Here is an article by Roger Grimes, Data-Driven Defense Evangelist at KnowBe4
Ever since Google told the world that none of its 85,000 employees had been successfully hacked (https://krebsonsecurity.com/2018/07/google-security-keys-neutralized-employee-phishing/) since they started implementing Security Keys, like Yubico’s YubiKey (https://www.yubico.com/products/yubikey-hardware/), I’ve been contacted by friends and the media about my thoughts.
Apparently as the author and presenter of the 12 Ways to Hack 2FA(https://www.brighttalk.com/webcast/14421/326691/twelve-ways-to-defeat-two-factor-authentication) and an author of a similar CSO column (https://www.csoonline.com/article/3272425/authentication/11-ways-to-hack-2fa.html), I’m purported to be an authority on it. I’m not, but I did recently stay at a Holiday Inn.
Never one to be a wall flower, I’ve given my opinion and limited expertise over and over. I had to repeat it enough that I decided to write an article about it so I can just point future requests to a link.
MFA and Google Are Awesome
First, and foremost, any multi-factor authentication (MFA) method should be applauded and supported. I feel almost criminal saying anything bad about any MFA solution. We need to replace as many one factor authentication (1FA) and/or simple password authentication scenarios wherever and whenever we can. I’m saying it right here, MFA is awesome!
Google is awesome in so many ways, not the least of which is their incredible push to better secure more web sites, using more default HTTPS and trying to fix our digital authentication mess as examples, but also in switching all their users to MFA. The security vendors providing Google Security Key MFA solutions are awesome. Yubico’s YubiKey is awesome. What’s not to love about any company or person trying to improve computer security?

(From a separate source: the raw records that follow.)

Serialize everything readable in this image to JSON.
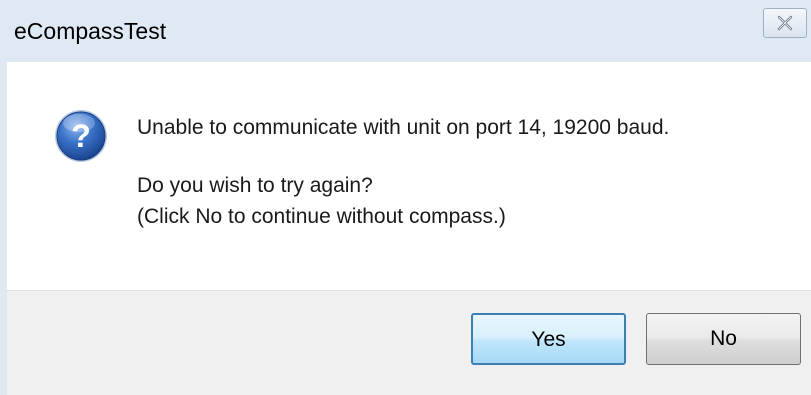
{
  "window": {
    "title": "eCompassTest",
    "close_icon": "close-icon"
  },
  "message": {
    "icon": "question-icon",
    "line1": "Unable to communicate with unit on port 14, 19200 baud.",
    "line2": "Do you wish to try again?",
    "line3": "(Click No to continue without compass.)"
  },
  "buttons": {
    "yes_label": "Yes",
    "no_label": "No"
  },
  "colors": {
    "titlebar": "#dfe9f4",
    "footer": "#f0f0f0",
    "default_button_border": "#3c7fb1",
    "icon_blue": "#2a5fb0"
  }
}
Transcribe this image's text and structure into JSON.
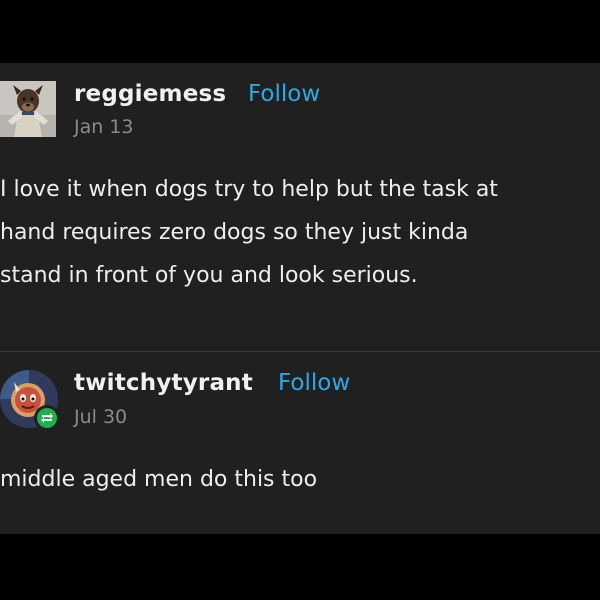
{
  "posts": [
    {
      "username": "reggiemess",
      "follow_label": "Follow",
      "date": "Jan 13",
      "avatar": "dog-character-avatar",
      "body_lines": [
        "I love it when dogs try to help but the task at",
        "hand requires zero dogs so they just kinda",
        "stand in front of you and look serious."
      ]
    },
    {
      "username": "twitchytyrant",
      "follow_label": "Follow",
      "date": "Jul 30",
      "avatar": "round-cartoon-avatar",
      "badge_icon": "reblog-icon",
      "body_lines": [
        "middle aged men do this too"
      ]
    }
  ],
  "colors": {
    "background": "#000000",
    "panel": "#202020",
    "follow": "#2ba9e6",
    "reblog_badge": "#19b24b",
    "text": "#eeeeee",
    "muted": "#8a8a8a"
  }
}
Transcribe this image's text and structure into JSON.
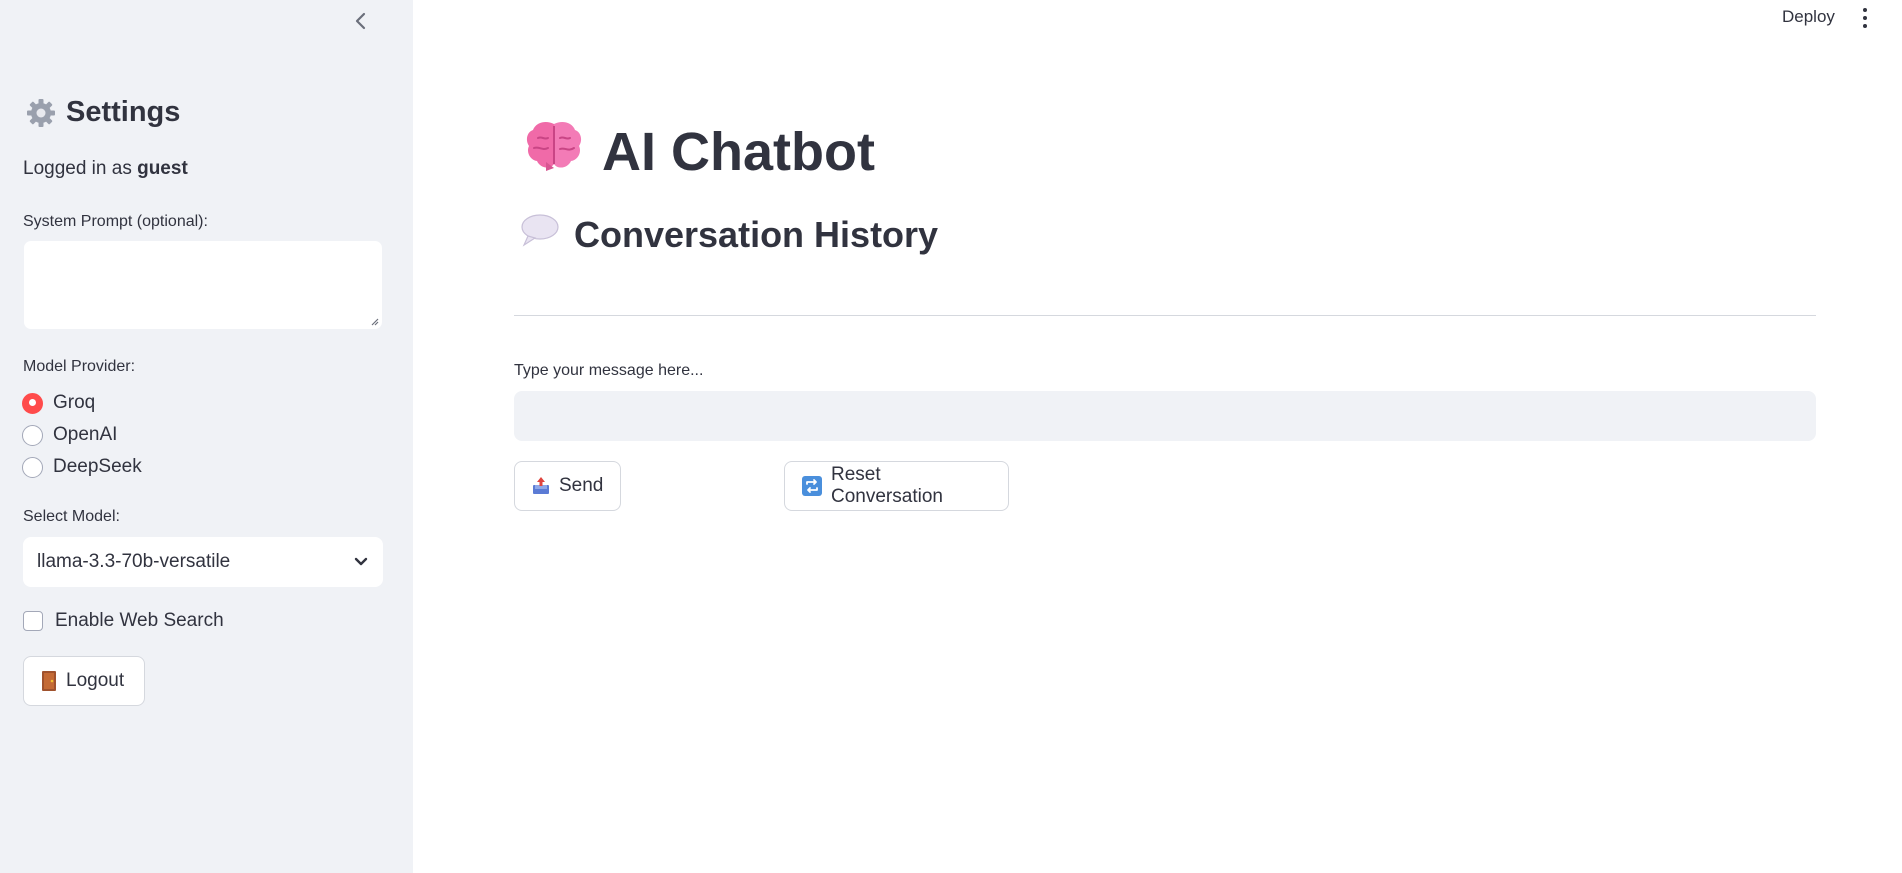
{
  "sidebar": {
    "title": "Settings",
    "title_icon": "gear-icon",
    "logged_in_prefix": "Logged in as ",
    "username": "guest",
    "system_prompt_label": "System Prompt (optional):",
    "system_prompt_value": "",
    "model_provider_label": "Model Provider:",
    "providers": [
      {
        "label": "Groq",
        "checked": true
      },
      {
        "label": "OpenAI",
        "checked": false
      },
      {
        "label": "DeepSeek",
        "checked": false
      }
    ],
    "select_model_label": "Select Model:",
    "selected_model": "llama-3.3-70b-versatile",
    "web_search_label": "Enable Web Search",
    "web_search_checked": false,
    "logout_label": "Logout",
    "logout_icon": "door-icon"
  },
  "header": {
    "deploy_label": "Deploy",
    "menu_icon": "kebab-menu-icon"
  },
  "main": {
    "title": "AI Chatbot",
    "title_icon": "brain-icon",
    "history_title": "Conversation History",
    "history_icon": "speech-bubble-icon",
    "message_label": "Type your message here...",
    "message_value": "",
    "send_label": "Send",
    "send_icon": "outbox-icon",
    "reset_label": "Reset Conversation",
    "reset_icon": "repeat-icon"
  },
  "colors": {
    "accent": "#ff4b4b",
    "sidebar_bg": "#f0f2f6",
    "text": "#31333f"
  }
}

Now that we’ve got the obligatory “I’m not insane” moment out of the way, I’m just as correct to say that there is no doubt in my mind that Google’s Security Key MFA device can be hacked. Just because it hasn’t or didn’t (not sure how you ultimately prove that of course) get hacked, doesn’t mean it can’t be hacked. Apple computers and devices didn’t get hacked until they became super popular, and now they are. Same thing here.
There is not an authentication solution made that cannot be hacked. That includes what Google has. It includes whatever we come up with in the future. It includes all known biometrics. It includes everything in the computer security world. If a vendor or person tells you they have something that is unhackable, run! They are either lying or don’t know what they are talking about. Either way, not the sources of authority you should be listening to.
Yes, Google Security Keys Can Be Hacked
Critics of mine are probably saying if Google has gone over a year without any of their 85,000 employees getting hacked, how can I say that they are hackable with any degree of expertise, certainty, or personal dignity?
Start by watching my Hacking 2FA video or read the CSO column (listed above). Or just watch my friend, co-worker, and world’s best-known hacker, Kevin Mitnick, blow past a popular 2FA solution (https://www.youtube.com/watch?v=xaOX8DS-Cto) using social engineering and some common hacking methods like the 2FA token isn’t even there.
After Kevin first posted his video, people said that his method wouldn’t work on Google, and so he goes around demonstrating breaking around Google’s software-based 2FA solution, Google Authenticator, for giggles. Repeat after me, any authentication solution is hackable. Some are just easier than others.
Read the full article at the source.